▸ **Data for processing**
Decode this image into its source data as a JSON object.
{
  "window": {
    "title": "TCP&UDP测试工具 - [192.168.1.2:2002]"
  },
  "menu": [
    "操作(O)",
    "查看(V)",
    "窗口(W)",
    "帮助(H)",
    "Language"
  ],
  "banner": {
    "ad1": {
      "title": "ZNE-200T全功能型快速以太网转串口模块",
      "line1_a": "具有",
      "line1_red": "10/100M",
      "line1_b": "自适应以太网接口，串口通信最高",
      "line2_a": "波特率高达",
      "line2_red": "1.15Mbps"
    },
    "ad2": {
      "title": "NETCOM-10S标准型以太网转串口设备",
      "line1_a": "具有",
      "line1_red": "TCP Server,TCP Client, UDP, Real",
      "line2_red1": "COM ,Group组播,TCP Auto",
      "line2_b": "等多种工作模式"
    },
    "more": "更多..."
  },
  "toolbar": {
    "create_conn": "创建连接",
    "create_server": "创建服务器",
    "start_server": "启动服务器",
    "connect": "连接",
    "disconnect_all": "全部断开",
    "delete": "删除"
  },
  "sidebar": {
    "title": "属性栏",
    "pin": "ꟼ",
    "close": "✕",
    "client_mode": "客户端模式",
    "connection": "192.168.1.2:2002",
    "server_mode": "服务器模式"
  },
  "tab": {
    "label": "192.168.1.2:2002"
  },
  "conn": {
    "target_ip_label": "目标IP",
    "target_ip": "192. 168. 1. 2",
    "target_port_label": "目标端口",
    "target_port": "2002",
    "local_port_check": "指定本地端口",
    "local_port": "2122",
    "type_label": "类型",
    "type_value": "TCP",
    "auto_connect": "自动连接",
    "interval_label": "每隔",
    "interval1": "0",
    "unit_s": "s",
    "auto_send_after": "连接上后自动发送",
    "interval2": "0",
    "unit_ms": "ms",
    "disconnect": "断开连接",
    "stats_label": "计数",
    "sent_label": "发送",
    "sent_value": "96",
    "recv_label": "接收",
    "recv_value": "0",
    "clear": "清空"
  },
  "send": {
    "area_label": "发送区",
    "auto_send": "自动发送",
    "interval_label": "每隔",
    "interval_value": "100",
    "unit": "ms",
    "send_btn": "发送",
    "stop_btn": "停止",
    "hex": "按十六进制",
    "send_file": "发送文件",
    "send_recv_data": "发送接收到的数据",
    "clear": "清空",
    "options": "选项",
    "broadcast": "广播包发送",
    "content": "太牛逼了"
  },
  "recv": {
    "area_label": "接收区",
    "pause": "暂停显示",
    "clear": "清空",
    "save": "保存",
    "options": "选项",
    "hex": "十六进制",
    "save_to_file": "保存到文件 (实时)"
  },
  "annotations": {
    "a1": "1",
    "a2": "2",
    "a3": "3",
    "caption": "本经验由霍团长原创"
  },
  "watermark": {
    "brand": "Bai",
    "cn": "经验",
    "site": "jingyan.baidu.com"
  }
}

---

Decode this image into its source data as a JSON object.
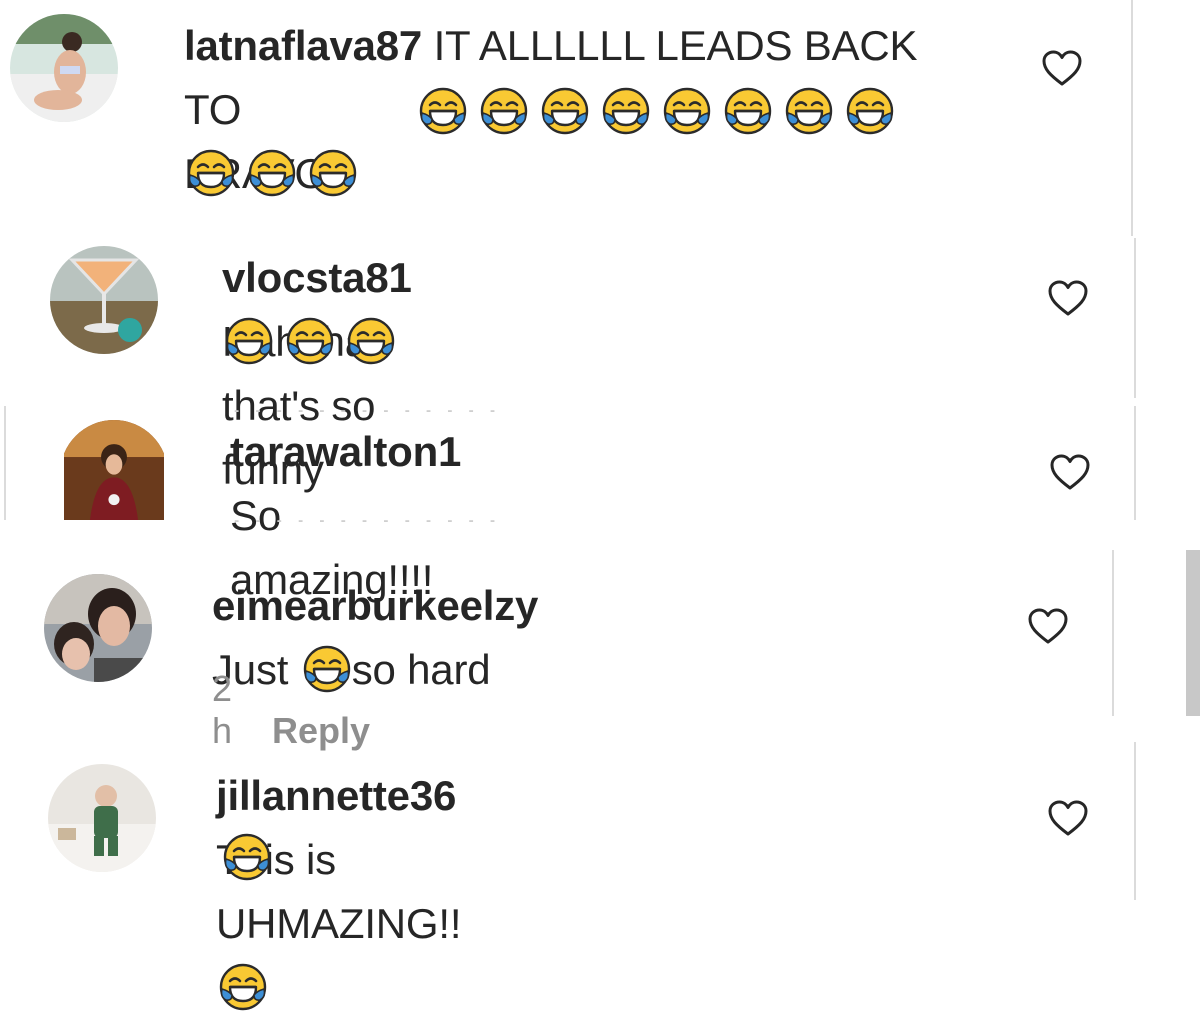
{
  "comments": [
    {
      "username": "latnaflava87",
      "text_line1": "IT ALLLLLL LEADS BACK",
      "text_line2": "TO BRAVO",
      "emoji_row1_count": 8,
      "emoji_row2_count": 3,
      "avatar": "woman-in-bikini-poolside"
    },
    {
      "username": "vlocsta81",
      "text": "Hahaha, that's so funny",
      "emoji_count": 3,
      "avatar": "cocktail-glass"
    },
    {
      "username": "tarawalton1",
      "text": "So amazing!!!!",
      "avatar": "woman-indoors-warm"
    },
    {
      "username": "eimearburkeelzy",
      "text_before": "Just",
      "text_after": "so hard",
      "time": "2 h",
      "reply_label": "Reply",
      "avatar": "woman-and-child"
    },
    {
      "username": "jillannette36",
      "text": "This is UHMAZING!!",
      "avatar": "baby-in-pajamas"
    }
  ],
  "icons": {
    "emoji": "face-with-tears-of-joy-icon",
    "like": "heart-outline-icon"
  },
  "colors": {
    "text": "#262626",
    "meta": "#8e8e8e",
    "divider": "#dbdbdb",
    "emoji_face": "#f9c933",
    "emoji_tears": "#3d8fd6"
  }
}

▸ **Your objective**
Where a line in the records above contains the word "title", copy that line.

▸ **Output**
    "title": "TCP&UDP测试工具 - [192.168.1.2:2002]"
      "title": "ZNE-200T全功能型快速以太网转串口模块",
      "title": "NETCOM-10S标准型以太网转串口设备",
    "title": "属性栏",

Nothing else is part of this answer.